## EXERCISE DESCRIPTION
Some lines in the listing hold the word "icon". Return each of them.

***** DATA FOR REVIEW *****

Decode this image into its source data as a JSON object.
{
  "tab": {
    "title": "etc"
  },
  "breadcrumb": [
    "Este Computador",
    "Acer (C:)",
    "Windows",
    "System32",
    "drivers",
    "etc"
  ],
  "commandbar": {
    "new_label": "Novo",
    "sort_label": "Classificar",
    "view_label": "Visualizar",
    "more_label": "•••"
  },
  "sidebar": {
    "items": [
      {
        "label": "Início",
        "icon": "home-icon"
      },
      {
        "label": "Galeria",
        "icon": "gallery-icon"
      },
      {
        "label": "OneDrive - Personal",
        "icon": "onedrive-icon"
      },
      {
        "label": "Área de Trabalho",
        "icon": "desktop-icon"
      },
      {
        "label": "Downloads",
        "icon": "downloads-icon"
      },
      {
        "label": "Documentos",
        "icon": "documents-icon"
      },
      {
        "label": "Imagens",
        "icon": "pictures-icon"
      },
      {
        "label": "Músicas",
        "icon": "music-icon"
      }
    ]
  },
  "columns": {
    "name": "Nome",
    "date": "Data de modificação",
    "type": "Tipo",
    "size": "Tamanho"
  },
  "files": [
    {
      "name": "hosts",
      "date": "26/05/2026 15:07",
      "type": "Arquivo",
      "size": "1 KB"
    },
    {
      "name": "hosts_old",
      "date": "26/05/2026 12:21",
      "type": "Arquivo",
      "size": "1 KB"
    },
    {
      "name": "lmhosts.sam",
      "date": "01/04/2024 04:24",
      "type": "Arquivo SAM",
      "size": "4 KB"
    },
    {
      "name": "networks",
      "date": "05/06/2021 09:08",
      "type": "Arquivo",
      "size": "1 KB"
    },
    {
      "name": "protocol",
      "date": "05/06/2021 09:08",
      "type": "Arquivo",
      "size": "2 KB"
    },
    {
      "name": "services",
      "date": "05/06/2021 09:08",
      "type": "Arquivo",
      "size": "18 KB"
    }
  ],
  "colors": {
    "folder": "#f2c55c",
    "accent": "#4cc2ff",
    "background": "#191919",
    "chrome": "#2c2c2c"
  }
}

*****

## REPLY TO THE TASK
        "icon": "home-icon"
        "icon": "gallery-icon"
        "icon": "onedrive-icon"
        "icon": "desktop-icon"
        "icon": "downloads-icon"
        "icon": "documents-icon"
        "icon": "pictures-icon"
        "icon": "music-icon"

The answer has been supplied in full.